Review: Set in a retro-Forties film noir world of violent gangsters and glamorous femme fatales, The Perfect Sleep concerns a nameless narrator (Anton Pardoe, who also scripted) who returns to the shadowy city of his youth when Porphyria (Roselyn Sanchez), the love of his life, is in danger. Raised by Russian mobsters, their childhood romance ended with Porphyria’s reluctant marriage to the kindly, but weak Ivan (Peter J. Lucas). Now their daughter has been kidnapped and our hardboiled hero is entangled in an elaborate revenge scheme concocted by another childhood acquaintance, the Rajah (Sam Thakur). Also lying in wait is Nikolai (Patrick Bauchau), aging demagogue of the Russian mob, who may or may not be the narrator’s father. Our hero must revisit his former life of torment and torture, as he fights to protect his beloved Porphyria and finally earn that “perfect sleep.”

Described by no less an admirer than Gary Oldman as “film noir on crack”, this indie effort oozes style and class. While The Perfect bears certain stylistic similarities with such genre-bending neo-noirs as Angel Heart (1987) and especially Sin City (2005), first-time filmmaker Jeremy Alter and screenwriter-star Anton Pardoe have concocted a far more emotionally engaging movie.
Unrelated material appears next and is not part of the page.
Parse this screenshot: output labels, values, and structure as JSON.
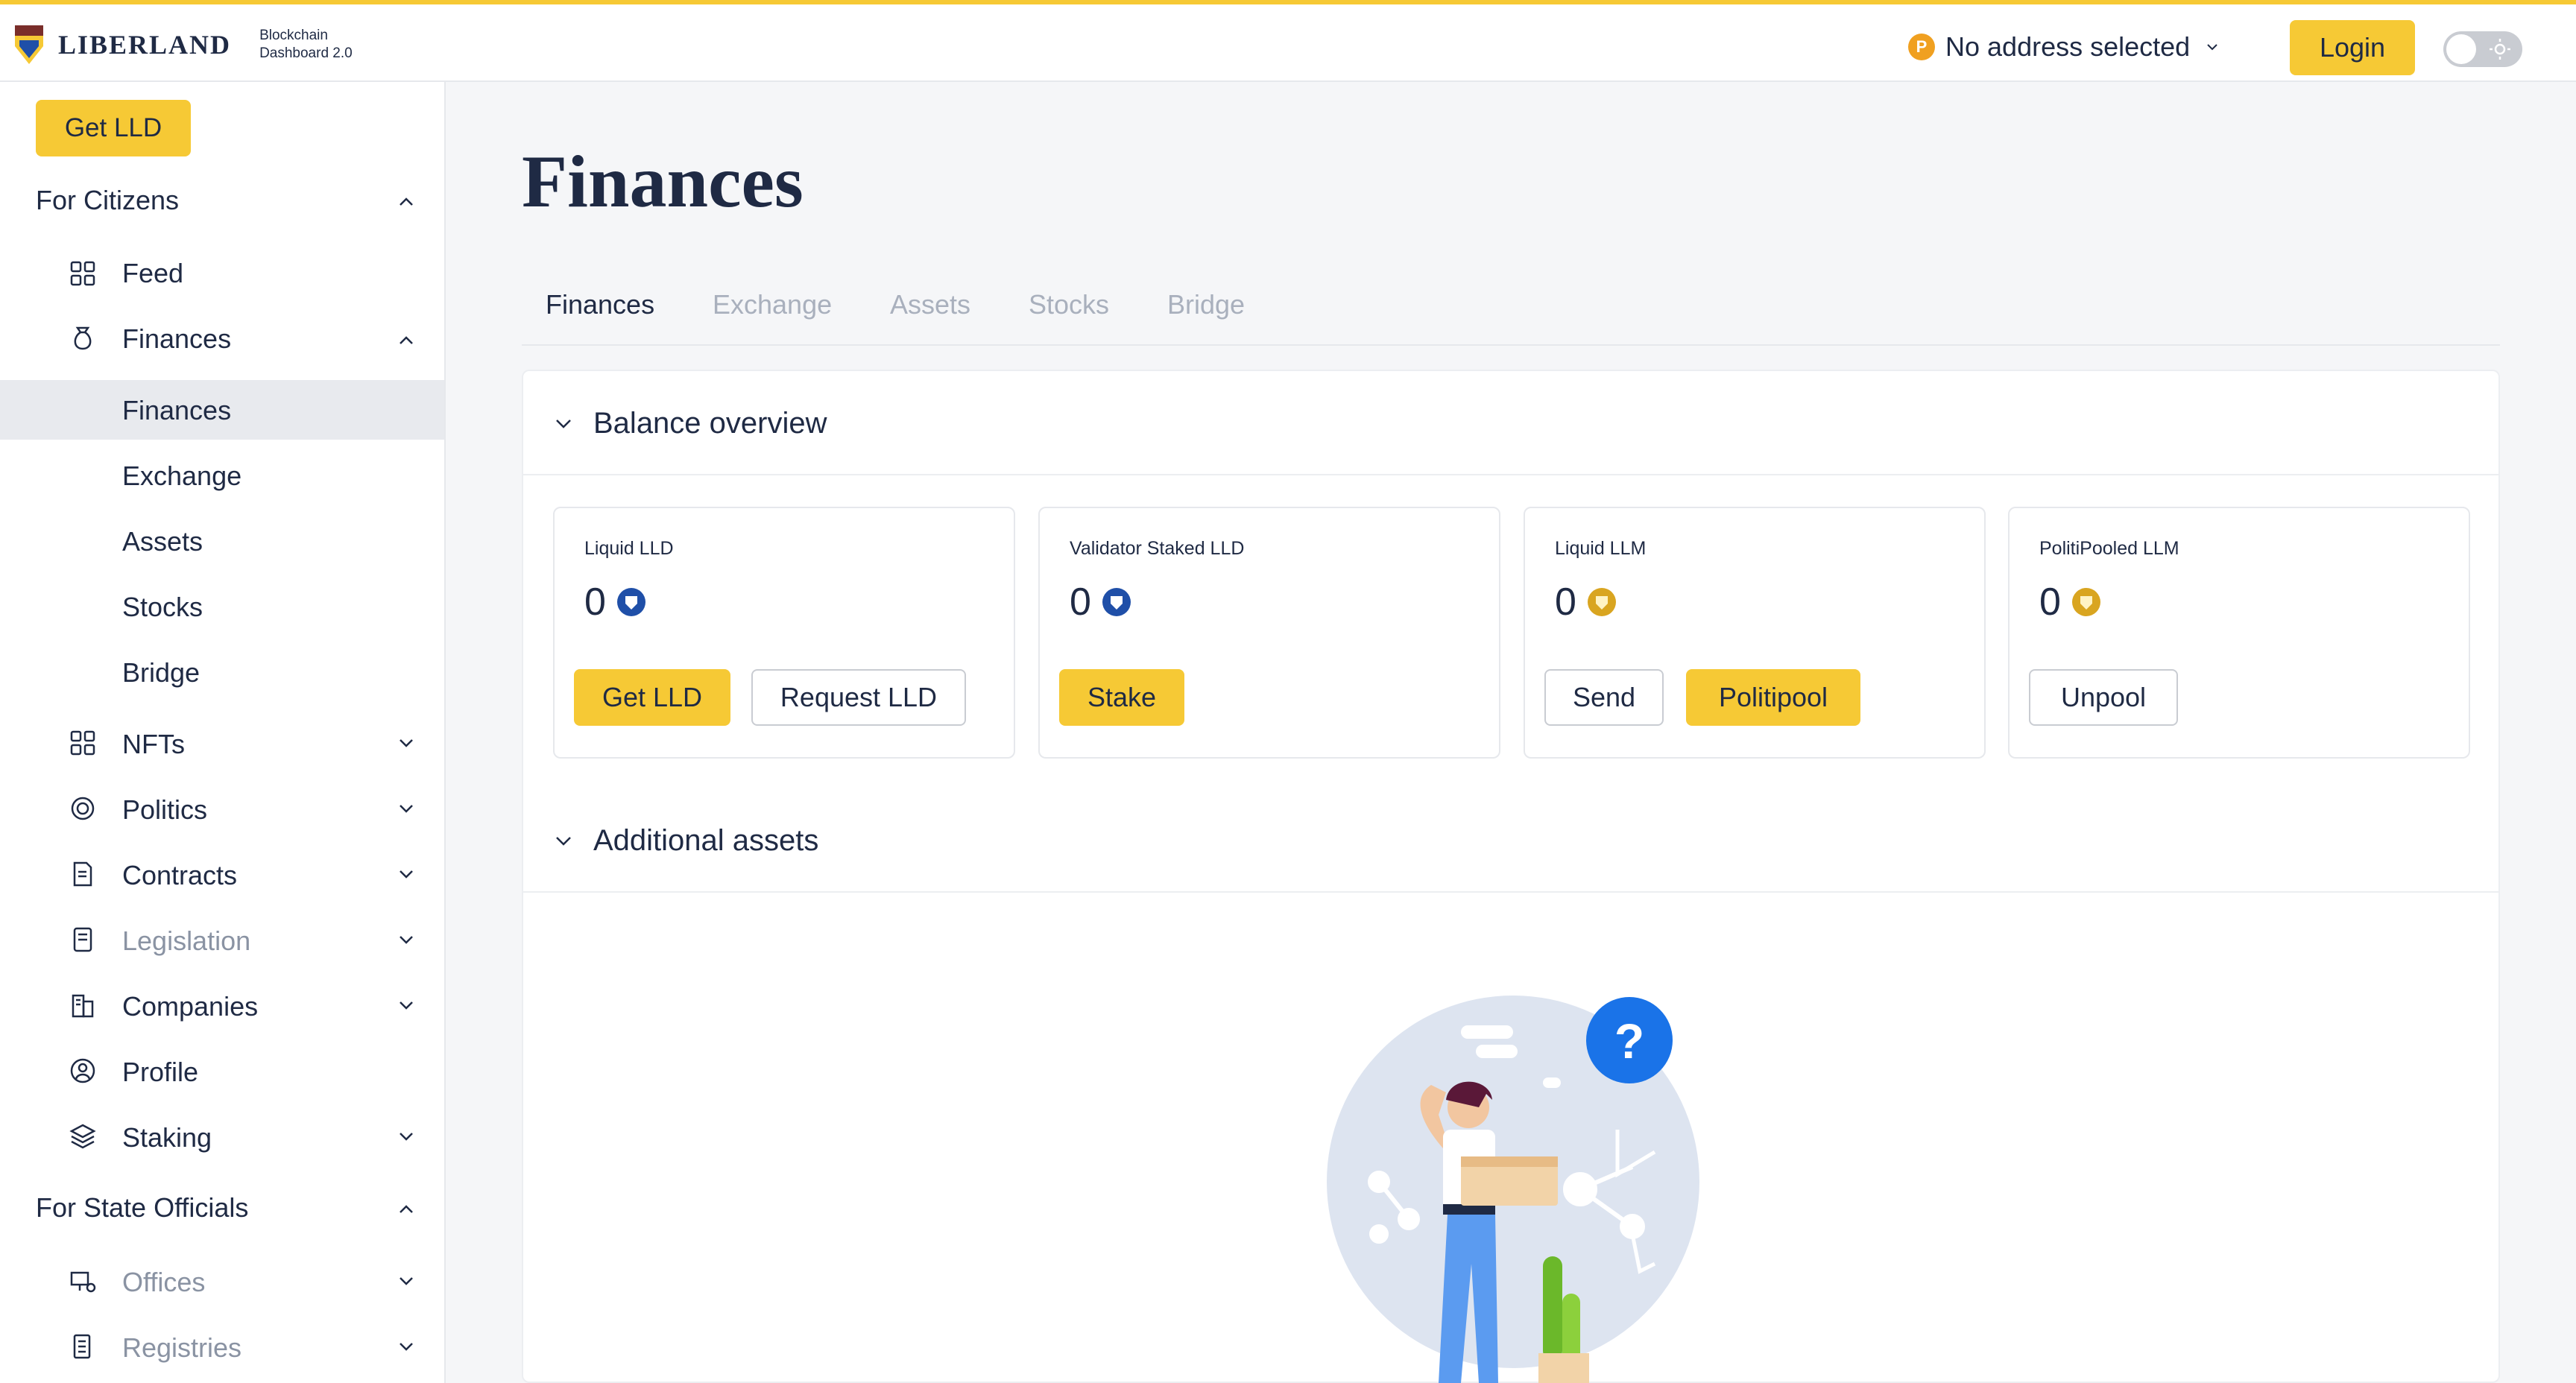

Pardoe crafts a labyrinthine, highly literate storyline incorporating elements from Shakespeare’s Hamlet, King Lear and Othello alongside the expected references to classic noir. While some of the self-conscious posturing does grate (e.g. wiseass narration that comments: “Nice shot. A bit clichéd, but the French dig this kind of visual and I dig the French”, plus dialogue that name checks that other playfully post-modern neo-noir: Tokyo Drifter (1966) and a character named Van Heflin), the sheer wit, intelligence and panache involved will win you over.

Alter recounts the intricate, darkly poetic back-story using charming stylistic devices that evoke modern masters from David Lynch to Christopher Nolan, though admittedly hark back as far as Citizen Kane (1941). Lingering from Sin City are a handful of slack-paced but admirably ambitious martial arts sequences, along with a regrettable tendency to hero worship sadistic thugs in designer suits. Pardoe conveys more with his writing and evocative voice than through his lukewarm screen presence, but a strong supporting cast of familiar faces including Without a Trace star Roselyn Sanchez, Michael Pare, Tony Amendola and Keith Allan, bring an array of colourful characters to scene-stealing life. The admirably complex yet consistently engaging plot does leave a few loose ends, but builds to an ingeniously staged warehouse shootout and a powerful payoff between Sanchez and Pardoe. Movie buffs will note the filmmakers use of Los Angeles’ Bradbury Building, famous from countless film noirs even before being immortalised in Blade Runner (1982).

Reviewer: Andrew Pragasam


This review has been viewed 1240 time(s).

As a member you could Rate this film

Review Comments (0)

Untitled 1

Forgotten your details? Enter email address in Username box and click Reminder. Your details will be emailed to you.

Latest Poll
Which star do you think makes the best coffee?
Emma Stone
Anna Kendrick
Michelle Rodriguez
Sir Patrick Stewart

Recent Visitors
Andrew Pragasam
Graeme Clark
Darren Jones
  Rachel Franke
Enoch Sneed
Paul Shrimpton
  Desbris M
  Derrick Smith


Last Updated: